Instead, try easy, healthy foods, such as instant plain oatmeal, yogurt, frozen fruit and veggies, an apple and peanut butter, or low-sodium bean soup.
For many people, stress can lead to insomnia, or difficulty falling and staying asleep. But getting good sleep is an important part of feeling your best. Sleep also helps the body cope with stress better. Lack of sleep actually can heighten stress. A few simple tips, from darkening your bedroom completely to creating a bedtime ritual to trying patterned breathing, will help you get your Z's.
Even if you've never exercised, a few minutes of movement per day can significantly lower stress levels. In fact, one of the best things you can do is something most of us have been doing for our whole lives: walking. Try a 10-minute walk at lunch and first thing after work. If you're at home, get a breath of fresh air mid-day. Don't let rain stop you either. As long as it's not thundering or lightning, an umbrella is all you need.
And if you're a regular gym rat, but can't get there now due to time demands, don't fall prey to "all or nothing" thinking. Anything, even a quick walk, is better than nothing.
Take "Me" Time
You may feel selfish taking time for yourself during a loved one's health crisis, but you shouldn't. If you give and give and give, but never take a minute of "me" time, you'll quickly feel resentful and burnt out on caregiving. Try to set aside just 5 to 10 minutes a day to read a few pages of your favorite magazine or book, call a friend, do some deep breathing, or do whatever it is that helps you feel better and relax.
It's hard to accept help. This is especially true if you are a "natural caregiver." It may feel like you're failing when you accept help, but it's just the opposite. Getting help will make it more likely that both you and your loved one with cancer will get what you need.
The best way to get the help you need is to be specific. If someone offers to help, give them a specific task. For example, "If you could come over at 4pm on Tuesday to keep Jane company while I run the kids to ballet and soccer, it would be a huge help." Or, "I'd love some help with the yard work. Can you rake on Saturday at 11am?"
Tap Into Resources
Many cancer centers have support groups for family caregivers. These groups can be an invaluable source of support and ideas for coping.
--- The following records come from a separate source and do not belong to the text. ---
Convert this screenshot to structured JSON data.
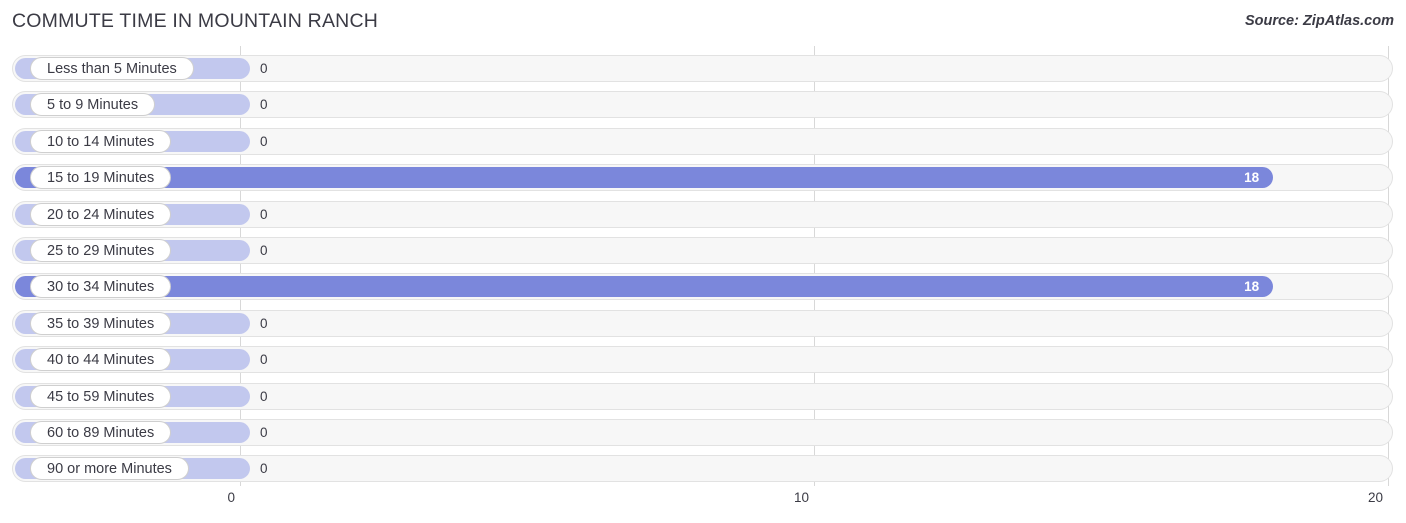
{
  "header": {
    "title": "COMMUTE TIME IN MOUNTAIN RANCH",
    "source": "Source: ZipAtlas.com"
  },
  "colors": {
    "bar_positive": "#7b87db",
    "bar_zero": "#c2c8ee",
    "track": "#f7f7f7",
    "track_border": "#e2e2e2",
    "gridline": "#d8d8d8",
    "text": "#3b3b45"
  },
  "chart_data": {
    "type": "bar",
    "orientation": "horizontal",
    "title": "COMMUTE TIME IN MOUNTAIN RANCH",
    "xlabel": "",
    "ylabel": "",
    "xlim": [
      0,
      20
    ],
    "xticks": [
      0,
      10,
      20
    ],
    "xtick_labels": [
      "0",
      "10",
      "20"
    ],
    "grid": true,
    "legend": null,
    "categories": [
      "Less than 5 Minutes",
      "5 to 9 Minutes",
      "10 to 14 Minutes",
      "15 to 19 Minutes",
      "20 to 24 Minutes",
      "25 to 29 Minutes",
      "30 to 34 Minutes",
      "35 to 39 Minutes",
      "40 to 44 Minutes",
      "45 to 59 Minutes",
      "60 to 89 Minutes",
      "90 or more Minutes"
    ],
    "values": [
      0,
      0,
      0,
      18,
      0,
      0,
      18,
      0,
      0,
      0,
      0,
      0
    ],
    "value_labels": [
      "0",
      "0",
      "0",
      "18",
      "0",
      "0",
      "18",
      "0",
      "0",
      "0",
      "0",
      "0"
    ]
  }
}
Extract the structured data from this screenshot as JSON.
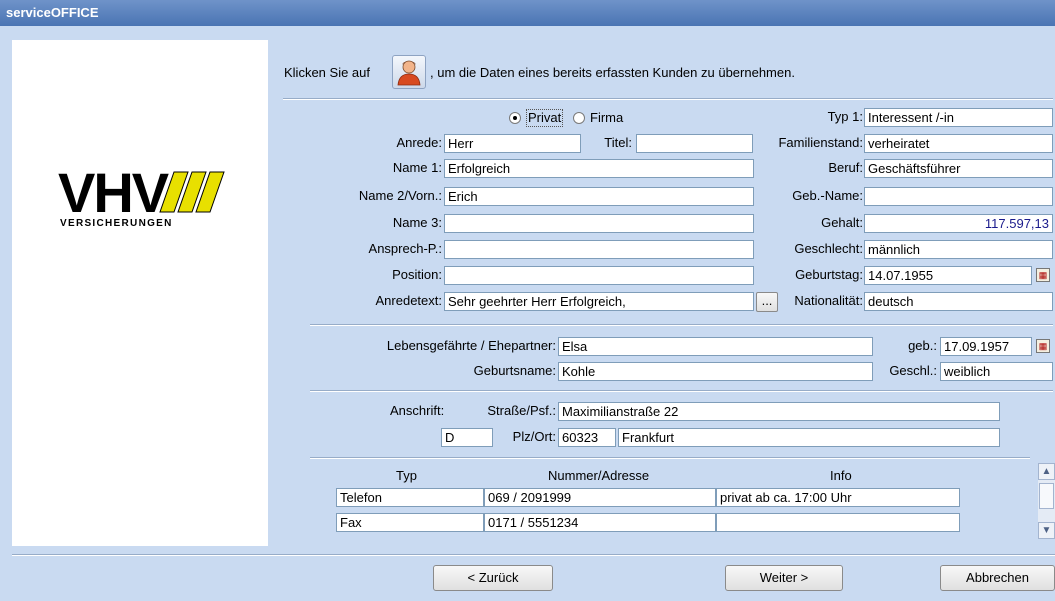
{
  "window": {
    "title": "serviceOFFICE"
  },
  "logo": {
    "main": "VHV",
    "sub": "VERSICHERUNGEN"
  },
  "intro": {
    "prefix": "Klicken Sie auf",
    "suffix": ", um die Daten eines bereits erfassten Kunden zu übernehmen."
  },
  "radios": {
    "privat": "Privat",
    "firma": "Firma",
    "selected": "Privat"
  },
  "person": {
    "anrede_label": "Anrede:",
    "anrede": "Herr",
    "titel_label": "Titel:",
    "titel": "",
    "name1_label": "Name 1:",
    "name1": "Erfolgreich",
    "name2_label": "Name 2/Vorn.:",
    "name2": "Erich",
    "name3_label": "Name 3:",
    "name3": "",
    "ansprech_label": "Ansprech-P.:",
    "ansprech": "",
    "position_label": "Position:",
    "position": "",
    "anredetext_label": "Anredetext:",
    "anredetext": "Sehr geehrter Herr Erfolgreich,",
    "dots_button": "..."
  },
  "details": {
    "typ1_label": "Typ 1:",
    "typ1": "Interessent /-in",
    "familienstand_label": "Familienstand:",
    "familienstand": "verheiratet",
    "beruf_label": "Beruf:",
    "beruf": "Geschäftsführer",
    "gebname_label": "Geb.-Name:",
    "gebname": "",
    "gehalt_label": "Gehalt:",
    "gehalt": "117.597,13",
    "geschlecht_label": "Geschlecht:",
    "geschlecht": "männlich",
    "geburtstag_label": "Geburtstag:",
    "geburtstag": "14.07.1955",
    "nationalitaet_label": "Nationalität:",
    "nationalitaet": "deutsch"
  },
  "partner": {
    "label": "Lebensgefährte / Ehepartner:",
    "name": "Elsa",
    "geb_label": "geb.:",
    "geb": "17.09.1957",
    "geburtsname_label": "Geburtsname:",
    "geburtsname": "Kohle",
    "geschl_label": "Geschl.:",
    "geschl": "weiblich"
  },
  "address": {
    "label": "Anschrift:",
    "strasse_label": "Straße/Psf.:",
    "strasse": "Maximilianstraße 22",
    "land": "D",
    "plzort_label": "Plz/Ort:",
    "plz": "60323",
    "ort": "Frankfurt"
  },
  "contacts": {
    "headers": [
      "Typ",
      "Nummer/Adresse",
      "Info"
    ],
    "rows": [
      [
        "Telefon",
        "069 / 2091999",
        "privat ab ca. 17:00 Uhr"
      ],
      [
        "Fax",
        "0171 / 5551234",
        ""
      ]
    ]
  },
  "buttons": {
    "back": "< Zurück",
    "next": "Weiter >",
    "cancel": "Abbrechen"
  },
  "colors": {
    "background": "#c9daf1",
    "titlebar": "#4a74b3",
    "gehalt_text": "#1a1a8c"
  }
}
Ask the nurse if the cancer treatment facility has caregiver, family, or spouse support groups.
If you can't locate a caregiver support group through your local cancer treatment program, try searching online for the phrase "caregiver support groups" (no quotes) plus the name of your state or city. You can find several options this way. Even an online support group can help you cope and give you a place to talk to people going through situations similar to yours.
Get Professional Help
If you are caring for someone with incurable cancer or who has other serious medical conditions, you may need a visiting nurse or other in home care. Many people make the mistake of waiting until the "last minute," when a loved one is very sick, before seeking professional help. This makes your life tougher than it needs to be and may lead to more disability and suffering for your loved one.